It has also been suggested that the dish had its roots in shippoku cuisine, which is a Japanese culinary style that is heavily influenced by Chinese cuisine.[1][7] Shippoku cuisine originated from Chinese immigrants who went to Nagasaki, Japan, during the Edo period.[8] Nagasaki was the only place in Japan where Chinese people were allowed to reside during the "centuries of seclusion".[8] Kenchin jiru's connection with shippoku cuisine is also demonstrated per the derivation of the word kenchin from the Chinese word kenchen, which means "rolled parched food" or "rolled slivers of food".[1] A well-known variation of kenchin jiru is prepared by rolling cooked vegetables and tofu in yuba (tofu skin) and then deep-frying the roll, rather than serving it as a soup.[1]

See also[edit]

References[edit]

  1. ^ a b c d e f g h i j k Shurtleff, W.; Aoyagi, A. (1975). The Book of Tofu: Food for Mankind.

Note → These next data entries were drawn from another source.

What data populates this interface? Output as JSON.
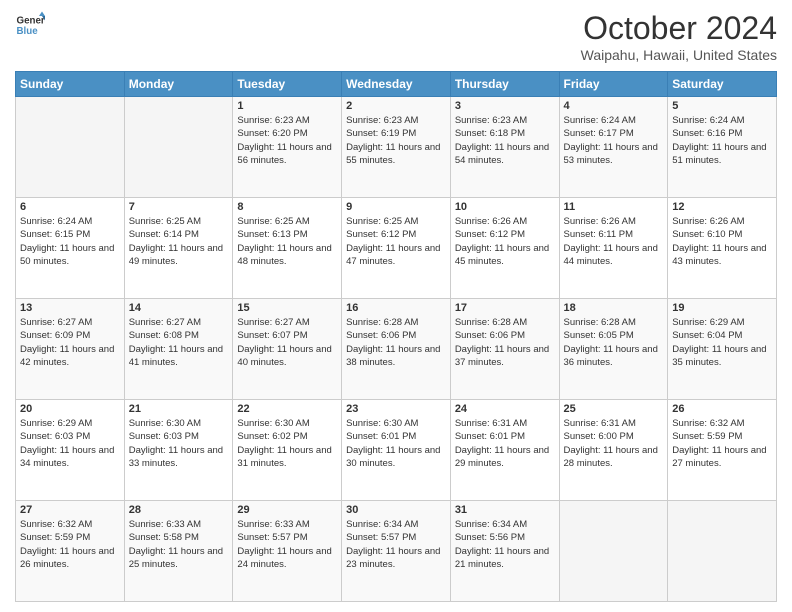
{
  "logo": {
    "line1": "General",
    "line2": "Blue"
  },
  "header": {
    "month": "October 2024",
    "location": "Waipahu, Hawaii, United States"
  },
  "days_of_week": [
    "Sunday",
    "Monday",
    "Tuesday",
    "Wednesday",
    "Thursday",
    "Friday",
    "Saturday"
  ],
  "weeks": [
    [
      {
        "day": "",
        "sunrise": "",
        "sunset": "",
        "daylight": ""
      },
      {
        "day": "",
        "sunrise": "",
        "sunset": "",
        "daylight": ""
      },
      {
        "day": "1",
        "sunrise": "Sunrise: 6:23 AM",
        "sunset": "Sunset: 6:20 PM",
        "daylight": "Daylight: 11 hours and 56 minutes."
      },
      {
        "day": "2",
        "sunrise": "Sunrise: 6:23 AM",
        "sunset": "Sunset: 6:19 PM",
        "daylight": "Daylight: 11 hours and 55 minutes."
      },
      {
        "day": "3",
        "sunrise": "Sunrise: 6:23 AM",
        "sunset": "Sunset: 6:18 PM",
        "daylight": "Daylight: 11 hours and 54 minutes."
      },
      {
        "day": "4",
        "sunrise": "Sunrise: 6:24 AM",
        "sunset": "Sunset: 6:17 PM",
        "daylight": "Daylight: 11 hours and 53 minutes."
      },
      {
        "day": "5",
        "sunrise": "Sunrise: 6:24 AM",
        "sunset": "Sunset: 6:16 PM",
        "daylight": "Daylight: 11 hours and 51 minutes."
      }
    ],
    [
      {
        "day": "6",
        "sunrise": "Sunrise: 6:24 AM",
        "sunset": "Sunset: 6:15 PM",
        "daylight": "Daylight: 11 hours and 50 minutes."
      },
      {
        "day": "7",
        "sunrise": "Sunrise: 6:25 AM",
        "sunset": "Sunset: 6:14 PM",
        "daylight": "Daylight: 11 hours and 49 minutes."
      },
      {
        "day": "8",
        "sunrise": "Sunrise: 6:25 AM",
        "sunset": "Sunset: 6:13 PM",
        "daylight": "Daylight: 11 hours and 48 minutes."
      },
      {
        "day": "9",
        "sunrise": "Sunrise: 6:25 AM",
        "sunset": "Sunset: 6:12 PM",
        "daylight": "Daylight: 11 hours and 47 minutes."
      },
      {
        "day": "10",
        "sunrise": "Sunrise: 6:26 AM",
        "sunset": "Sunset: 6:12 PM",
        "daylight": "Daylight: 11 hours and 45 minutes."
      },
      {
        "day": "11",
        "sunrise": "Sunrise: 6:26 AM",
        "sunset": "Sunset: 6:11 PM",
        "daylight": "Daylight: 11 hours and 44 minutes."
      },
      {
        "day": "12",
        "sunrise": "Sunrise: 6:26 AM",
        "sunset": "Sunset: 6:10 PM",
        "daylight": "Daylight: 11 hours and 43 minutes."
      }
    ],
    [
      {
        "day": "13",
        "sunrise": "Sunrise: 6:27 AM",
        "sunset": "Sunset: 6:09 PM",
        "daylight": "Daylight: 11 hours and 42 minutes."
      },
      {
        "day": "14",
        "sunrise": "Sunrise: 6:27 AM",
        "sunset": "Sunset: 6:08 PM",
        "daylight": "Daylight: 11 hours and 41 minutes."
      },
      {
        "day": "15",
        "sunrise": "Sunrise: 6:27 AM",
        "sunset": "Sunset: 6:07 PM",
        "daylight": "Daylight: 11 hours and 40 minutes."
      },
      {
        "day": "16",
        "sunrise": "Sunrise: 6:28 AM",
        "sunset": "Sunset: 6:06 PM",
        "daylight": "Daylight: 11 hours and 38 minutes."
      },
      {
        "day": "17",
        "sunrise": "Sunrise: 6:28 AM",
        "sunset": "Sunset: 6:06 PM",
        "daylight": "Daylight: 11 hours and 37 minutes."
      },
      {
        "day": "18",
        "sunrise": "Sunrise: 6:28 AM",
        "sunset": "Sunset: 6:05 PM",
        "daylight": "Daylight: 11 hours and 36 minutes."
      },
      {
        "day": "19",
        "sunrise": "Sunrise: 6:29 AM",
        "sunset": "Sunset: 6:04 PM",
        "daylight": "Daylight: 11 hours and 35 minutes."
      }
    ],
    [
      {
        "day": "20",
        "sunrise": "Sunrise: 6:29 AM",
        "sunset": "Sunset: 6:03 PM",
        "daylight": "Daylight: 11 hours and 34 minutes."
      },
      {
        "day": "21",
        "sunrise": "Sunrise: 6:30 AM",
        "sunset": "Sunset: 6:03 PM",
        "daylight": "Daylight: 11 hours and 33 minutes."
      },
      {
        "day": "22",
        "sunrise": "Sunrise: 6:30 AM",
        "sunset": "Sunset: 6:02 PM",
        "daylight": "Daylight: 11 hours and 31 minutes."
      },
      {
        "day": "23",
        "sunrise": "Sunrise: 6:30 AM",
        "sunset": "Sunset: 6:01 PM",
        "daylight": "Daylight: 11 hours and 30 minutes."
      },
      {
        "day": "24",
        "sunrise": "Sunrise: 6:31 AM",
        "sunset": "Sunset: 6:01 PM",
        "daylight": "Daylight: 11 hours and 29 minutes."
      },
      {
        "day": "25",
        "sunrise": "Sunrise: 6:31 AM",
        "sunset": "Sunset: 6:00 PM",
        "daylight": "Daylight: 11 hours and 28 minutes."
      },
      {
        "day": "26",
        "sunrise": "Sunrise: 6:32 AM",
        "sunset": "Sunset: 5:59 PM",
        "daylight": "Daylight: 11 hours and 27 minutes."
      }
    ],
    [
      {
        "day": "27",
        "sunrise": "Sunrise: 6:32 AM",
        "sunset": "Sunset: 5:59 PM",
        "daylight": "Daylight: 11 hours and 26 minutes."
      },
      {
        "day": "28",
        "sunrise": "Sunrise: 6:33 AM",
        "sunset": "Sunset: 5:58 PM",
        "daylight": "Daylight: 11 hours and 25 minutes."
      },
      {
        "day": "29",
        "sunrise": "Sunrise: 6:33 AM",
        "sunset": "Sunset: 5:57 PM",
        "daylight": "Daylight: 11 hours and 24 minutes."
      },
      {
        "day": "30",
        "sunrise": "Sunrise: 6:34 AM",
        "sunset": "Sunset: 5:57 PM",
        "daylight": "Daylight: 11 hours and 23 minutes."
      },
      {
        "day": "31",
        "sunrise": "Sunrise: 6:34 AM",
        "sunset": "Sunset: 5:56 PM",
        "daylight": "Daylight: 11 hours and 21 minutes."
      },
      {
        "day": "",
        "sunrise": "",
        "sunset": "",
        "daylight": ""
      },
      {
        "day": "",
        "sunrise": "",
        "sunset": "",
        "daylight": ""
      }
    ]
  ]
}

The Book of Tofu. Autumn Press. p. 120. ISBN 978-0-394-73431-6. Retrieved April 16, 2017.
  2. ^ a b Gordinier, Jeff (December 1, 2014). "Soy on the Lower East Side". The New York Times. Retrieved April 16, 2017.
  3. ^ a b Garson, S.; Antonisse, M. (2011). Veggiyana: The Dharma of Cooking: With 108 Deliciously Easy Vegetarian Recipes. Wisdom Publications. pp. pt247–248. ISBN 978-0-86171-881-8. Retrieved April 16, 2017.
  4. ^ a b c 藤井まり (2005). The Enlightened Kitchen: Fresh Vegetable Dishes from the Temples of Japan. Kodansha International. p. 15. ISBN 978-4-7700-2493-0. Retrieved April 16, 2017.
  5. ^ Hosking, R. (2014). A Dictionary of Japanese Food: Ingredients & Culture. Tuttle Publishing. p. 71. ISBN 978-1-4629-0343-6. Retrieved April 17, 2017.
  6. ^ a b Tsuji, S.; Hata, K.; Saeki, Y. (1986). Practical Japanese Cooking: Easy and Elegant. Kodansha International. p. 24. ISBN 978-0-87011-762-6. Retrieved April 16, 2017.
  7. ^ Nishiyama, M.; Groemer, G. (1997). Edo Culture: Daily Life and Diversions in Urban Japan, 1600–1868. THE NIPPON FOUNDATION. University of HawaiÊ»i Press. p. 146. ISBN 978-0-8248-1850-0. Retrieved April 16, 2017.
  8. ^ a b History Of Japanese Food. Taylor & Francis. 2014. p. 243. ISBN 978-1-136-60255-9. Retrieved April 16, 2017.